_What is needed:_ Please work out the number of lines in the following material that include "three", and reply with only that number.

_Recorded data:_
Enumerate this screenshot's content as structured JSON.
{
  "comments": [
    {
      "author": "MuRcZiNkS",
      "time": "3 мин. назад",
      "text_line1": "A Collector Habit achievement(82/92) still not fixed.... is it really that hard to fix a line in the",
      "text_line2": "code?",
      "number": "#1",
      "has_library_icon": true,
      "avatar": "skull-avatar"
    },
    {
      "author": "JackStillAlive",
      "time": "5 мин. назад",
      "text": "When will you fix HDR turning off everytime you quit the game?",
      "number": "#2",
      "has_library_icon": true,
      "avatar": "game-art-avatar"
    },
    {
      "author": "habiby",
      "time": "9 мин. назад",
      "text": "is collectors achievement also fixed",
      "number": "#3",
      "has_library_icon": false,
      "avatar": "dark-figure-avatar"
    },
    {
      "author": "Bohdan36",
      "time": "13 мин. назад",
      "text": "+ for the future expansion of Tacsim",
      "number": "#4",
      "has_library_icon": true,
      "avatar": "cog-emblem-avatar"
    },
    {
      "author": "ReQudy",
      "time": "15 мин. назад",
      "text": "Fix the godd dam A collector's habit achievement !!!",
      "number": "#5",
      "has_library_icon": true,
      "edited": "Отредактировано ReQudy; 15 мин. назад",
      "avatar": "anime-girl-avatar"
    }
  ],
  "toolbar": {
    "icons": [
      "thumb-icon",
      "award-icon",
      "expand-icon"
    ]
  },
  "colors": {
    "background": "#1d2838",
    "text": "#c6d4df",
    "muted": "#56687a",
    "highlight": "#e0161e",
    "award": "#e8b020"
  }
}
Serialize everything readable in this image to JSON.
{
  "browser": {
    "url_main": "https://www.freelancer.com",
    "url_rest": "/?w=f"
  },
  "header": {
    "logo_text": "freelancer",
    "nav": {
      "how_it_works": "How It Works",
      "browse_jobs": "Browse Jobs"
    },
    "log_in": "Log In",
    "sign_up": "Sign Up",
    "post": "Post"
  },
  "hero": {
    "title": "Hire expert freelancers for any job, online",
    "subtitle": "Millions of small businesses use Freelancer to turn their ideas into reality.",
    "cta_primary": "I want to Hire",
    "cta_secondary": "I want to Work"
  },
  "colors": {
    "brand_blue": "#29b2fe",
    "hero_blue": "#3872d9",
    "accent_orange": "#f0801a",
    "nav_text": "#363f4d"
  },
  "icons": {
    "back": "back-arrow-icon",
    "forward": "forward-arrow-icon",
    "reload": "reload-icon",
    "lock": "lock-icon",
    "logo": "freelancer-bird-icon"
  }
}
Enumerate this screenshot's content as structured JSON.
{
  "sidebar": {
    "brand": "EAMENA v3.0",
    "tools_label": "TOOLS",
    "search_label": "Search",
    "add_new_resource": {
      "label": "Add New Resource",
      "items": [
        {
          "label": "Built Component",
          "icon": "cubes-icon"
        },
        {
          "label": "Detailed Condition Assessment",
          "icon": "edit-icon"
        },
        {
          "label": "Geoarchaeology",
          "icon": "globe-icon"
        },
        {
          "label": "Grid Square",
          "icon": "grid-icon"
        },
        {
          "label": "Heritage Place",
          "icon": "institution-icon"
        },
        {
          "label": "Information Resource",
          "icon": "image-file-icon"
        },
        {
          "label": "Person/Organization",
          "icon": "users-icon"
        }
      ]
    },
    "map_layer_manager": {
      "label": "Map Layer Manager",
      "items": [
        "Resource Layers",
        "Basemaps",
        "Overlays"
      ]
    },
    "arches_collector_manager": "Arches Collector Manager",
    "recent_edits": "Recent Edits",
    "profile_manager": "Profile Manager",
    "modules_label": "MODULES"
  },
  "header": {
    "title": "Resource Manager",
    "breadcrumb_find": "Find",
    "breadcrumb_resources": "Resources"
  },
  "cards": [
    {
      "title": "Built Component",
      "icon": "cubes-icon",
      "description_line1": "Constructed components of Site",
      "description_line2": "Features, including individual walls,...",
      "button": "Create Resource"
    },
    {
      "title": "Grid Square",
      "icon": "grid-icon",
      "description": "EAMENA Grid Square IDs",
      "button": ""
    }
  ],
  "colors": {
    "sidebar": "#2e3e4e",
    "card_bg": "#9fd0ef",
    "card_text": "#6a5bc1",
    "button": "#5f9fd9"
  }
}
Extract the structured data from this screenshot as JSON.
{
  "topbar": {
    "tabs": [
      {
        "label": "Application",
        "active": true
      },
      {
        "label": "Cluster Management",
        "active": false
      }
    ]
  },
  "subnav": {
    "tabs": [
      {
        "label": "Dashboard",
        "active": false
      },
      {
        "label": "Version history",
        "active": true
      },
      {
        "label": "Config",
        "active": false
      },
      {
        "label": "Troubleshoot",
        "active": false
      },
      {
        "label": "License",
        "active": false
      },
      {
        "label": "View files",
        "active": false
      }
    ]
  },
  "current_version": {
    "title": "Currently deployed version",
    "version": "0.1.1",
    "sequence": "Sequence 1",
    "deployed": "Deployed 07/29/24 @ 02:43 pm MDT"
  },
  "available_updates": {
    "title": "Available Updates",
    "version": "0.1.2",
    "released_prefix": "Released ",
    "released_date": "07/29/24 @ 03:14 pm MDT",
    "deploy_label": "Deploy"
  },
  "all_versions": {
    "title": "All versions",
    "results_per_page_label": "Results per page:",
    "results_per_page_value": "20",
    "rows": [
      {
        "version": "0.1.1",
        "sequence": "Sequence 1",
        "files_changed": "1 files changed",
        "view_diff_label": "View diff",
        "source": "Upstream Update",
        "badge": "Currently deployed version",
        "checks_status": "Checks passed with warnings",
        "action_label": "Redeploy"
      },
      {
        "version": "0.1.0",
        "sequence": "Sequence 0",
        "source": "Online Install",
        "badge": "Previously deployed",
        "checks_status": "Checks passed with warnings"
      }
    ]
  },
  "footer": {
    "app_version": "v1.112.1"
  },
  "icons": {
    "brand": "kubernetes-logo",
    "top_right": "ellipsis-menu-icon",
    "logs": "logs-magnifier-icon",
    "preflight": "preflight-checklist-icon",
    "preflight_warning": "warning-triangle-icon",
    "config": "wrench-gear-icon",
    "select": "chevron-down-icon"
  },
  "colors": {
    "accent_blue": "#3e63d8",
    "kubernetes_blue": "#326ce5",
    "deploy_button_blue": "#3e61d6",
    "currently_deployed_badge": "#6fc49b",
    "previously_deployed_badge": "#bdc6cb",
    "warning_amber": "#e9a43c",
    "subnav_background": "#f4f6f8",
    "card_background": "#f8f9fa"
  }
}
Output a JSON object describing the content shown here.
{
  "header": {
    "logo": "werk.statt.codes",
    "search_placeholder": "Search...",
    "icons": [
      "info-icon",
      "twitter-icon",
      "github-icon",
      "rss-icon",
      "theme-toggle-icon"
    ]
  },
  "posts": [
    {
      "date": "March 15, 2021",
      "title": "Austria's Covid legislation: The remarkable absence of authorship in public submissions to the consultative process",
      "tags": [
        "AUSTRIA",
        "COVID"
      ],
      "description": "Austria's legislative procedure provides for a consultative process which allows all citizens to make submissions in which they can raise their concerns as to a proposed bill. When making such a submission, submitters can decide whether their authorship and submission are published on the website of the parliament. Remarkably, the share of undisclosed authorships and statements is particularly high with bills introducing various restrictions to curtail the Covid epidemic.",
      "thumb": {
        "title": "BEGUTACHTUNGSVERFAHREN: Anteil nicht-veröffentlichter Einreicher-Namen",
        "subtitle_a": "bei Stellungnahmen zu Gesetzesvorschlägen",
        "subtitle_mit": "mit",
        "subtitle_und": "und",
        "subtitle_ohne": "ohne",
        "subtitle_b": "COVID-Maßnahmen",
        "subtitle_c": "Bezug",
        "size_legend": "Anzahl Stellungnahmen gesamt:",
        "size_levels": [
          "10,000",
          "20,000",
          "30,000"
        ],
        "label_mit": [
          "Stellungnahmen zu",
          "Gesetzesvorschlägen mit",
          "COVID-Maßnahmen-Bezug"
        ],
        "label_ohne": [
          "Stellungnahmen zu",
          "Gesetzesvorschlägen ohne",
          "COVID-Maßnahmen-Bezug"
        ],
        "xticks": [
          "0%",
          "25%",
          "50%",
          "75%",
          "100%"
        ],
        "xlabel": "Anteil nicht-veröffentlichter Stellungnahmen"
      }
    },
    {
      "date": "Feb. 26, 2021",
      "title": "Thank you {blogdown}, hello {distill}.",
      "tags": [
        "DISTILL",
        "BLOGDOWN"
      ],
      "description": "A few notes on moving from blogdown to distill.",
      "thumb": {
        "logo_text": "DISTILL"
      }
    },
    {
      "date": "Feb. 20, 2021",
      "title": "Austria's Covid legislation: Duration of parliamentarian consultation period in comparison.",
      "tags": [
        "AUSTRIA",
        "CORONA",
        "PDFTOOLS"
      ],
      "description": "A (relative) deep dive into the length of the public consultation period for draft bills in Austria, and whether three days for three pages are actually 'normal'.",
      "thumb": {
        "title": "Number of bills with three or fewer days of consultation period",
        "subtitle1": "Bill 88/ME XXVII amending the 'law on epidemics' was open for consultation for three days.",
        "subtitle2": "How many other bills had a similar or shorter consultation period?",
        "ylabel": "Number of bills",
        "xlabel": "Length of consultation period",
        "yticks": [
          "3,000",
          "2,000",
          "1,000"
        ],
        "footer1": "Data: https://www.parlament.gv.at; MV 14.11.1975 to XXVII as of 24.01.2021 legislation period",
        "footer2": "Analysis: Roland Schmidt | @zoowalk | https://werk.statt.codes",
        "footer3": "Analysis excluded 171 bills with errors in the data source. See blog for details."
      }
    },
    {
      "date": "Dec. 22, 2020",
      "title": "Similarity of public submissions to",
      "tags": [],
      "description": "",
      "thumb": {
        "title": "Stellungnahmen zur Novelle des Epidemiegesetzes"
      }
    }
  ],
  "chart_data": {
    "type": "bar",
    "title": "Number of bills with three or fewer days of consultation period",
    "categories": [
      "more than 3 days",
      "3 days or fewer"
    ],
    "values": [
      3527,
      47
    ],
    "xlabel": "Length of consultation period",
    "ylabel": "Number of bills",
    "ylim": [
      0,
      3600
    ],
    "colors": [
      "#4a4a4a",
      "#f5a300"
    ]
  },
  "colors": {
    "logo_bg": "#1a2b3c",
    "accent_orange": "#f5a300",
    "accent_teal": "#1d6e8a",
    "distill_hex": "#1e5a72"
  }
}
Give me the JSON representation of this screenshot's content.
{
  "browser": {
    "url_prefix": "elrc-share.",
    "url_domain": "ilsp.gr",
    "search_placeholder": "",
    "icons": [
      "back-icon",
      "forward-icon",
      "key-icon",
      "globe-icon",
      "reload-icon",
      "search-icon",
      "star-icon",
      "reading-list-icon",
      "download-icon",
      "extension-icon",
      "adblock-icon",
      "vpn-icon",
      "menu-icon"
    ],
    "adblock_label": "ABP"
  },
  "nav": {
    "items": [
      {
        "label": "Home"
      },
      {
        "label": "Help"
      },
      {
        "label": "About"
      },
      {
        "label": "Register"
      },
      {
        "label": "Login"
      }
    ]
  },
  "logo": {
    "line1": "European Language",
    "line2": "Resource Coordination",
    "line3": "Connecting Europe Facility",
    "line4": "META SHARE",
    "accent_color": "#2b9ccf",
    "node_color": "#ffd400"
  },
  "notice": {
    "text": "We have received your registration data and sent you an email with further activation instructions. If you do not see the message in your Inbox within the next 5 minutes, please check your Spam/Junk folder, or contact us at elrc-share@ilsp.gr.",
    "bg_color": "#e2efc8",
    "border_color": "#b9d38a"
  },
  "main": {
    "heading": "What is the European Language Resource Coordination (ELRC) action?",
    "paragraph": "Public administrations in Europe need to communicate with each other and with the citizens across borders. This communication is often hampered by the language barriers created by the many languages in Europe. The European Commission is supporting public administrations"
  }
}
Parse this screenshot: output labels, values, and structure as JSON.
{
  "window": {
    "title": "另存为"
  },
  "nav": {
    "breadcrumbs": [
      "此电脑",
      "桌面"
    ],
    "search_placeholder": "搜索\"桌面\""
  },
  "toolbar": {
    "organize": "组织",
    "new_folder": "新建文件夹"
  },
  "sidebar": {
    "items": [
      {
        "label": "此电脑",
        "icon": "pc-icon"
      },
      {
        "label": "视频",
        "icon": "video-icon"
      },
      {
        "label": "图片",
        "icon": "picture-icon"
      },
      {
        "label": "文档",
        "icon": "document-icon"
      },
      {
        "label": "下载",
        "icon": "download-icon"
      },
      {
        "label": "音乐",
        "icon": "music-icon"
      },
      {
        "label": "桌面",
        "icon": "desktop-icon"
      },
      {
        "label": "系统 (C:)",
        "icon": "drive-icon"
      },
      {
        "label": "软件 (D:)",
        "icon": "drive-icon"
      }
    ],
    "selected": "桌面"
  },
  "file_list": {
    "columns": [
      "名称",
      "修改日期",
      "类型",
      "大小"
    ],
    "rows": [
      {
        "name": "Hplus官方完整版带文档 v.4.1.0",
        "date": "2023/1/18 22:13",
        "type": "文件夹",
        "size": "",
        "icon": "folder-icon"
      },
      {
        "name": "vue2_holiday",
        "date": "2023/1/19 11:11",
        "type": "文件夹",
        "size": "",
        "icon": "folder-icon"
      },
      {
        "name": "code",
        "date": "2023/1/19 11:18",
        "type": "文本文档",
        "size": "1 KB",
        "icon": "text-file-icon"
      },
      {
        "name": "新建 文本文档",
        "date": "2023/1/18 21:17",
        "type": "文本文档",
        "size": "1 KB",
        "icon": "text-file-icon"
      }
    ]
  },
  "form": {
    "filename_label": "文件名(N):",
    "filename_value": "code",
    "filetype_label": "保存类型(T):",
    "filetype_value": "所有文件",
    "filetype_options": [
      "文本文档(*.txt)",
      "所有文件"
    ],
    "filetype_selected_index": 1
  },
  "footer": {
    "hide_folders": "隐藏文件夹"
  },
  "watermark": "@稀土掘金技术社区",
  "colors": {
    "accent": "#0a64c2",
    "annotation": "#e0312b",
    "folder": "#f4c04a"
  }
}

_Completed exercise:_ 4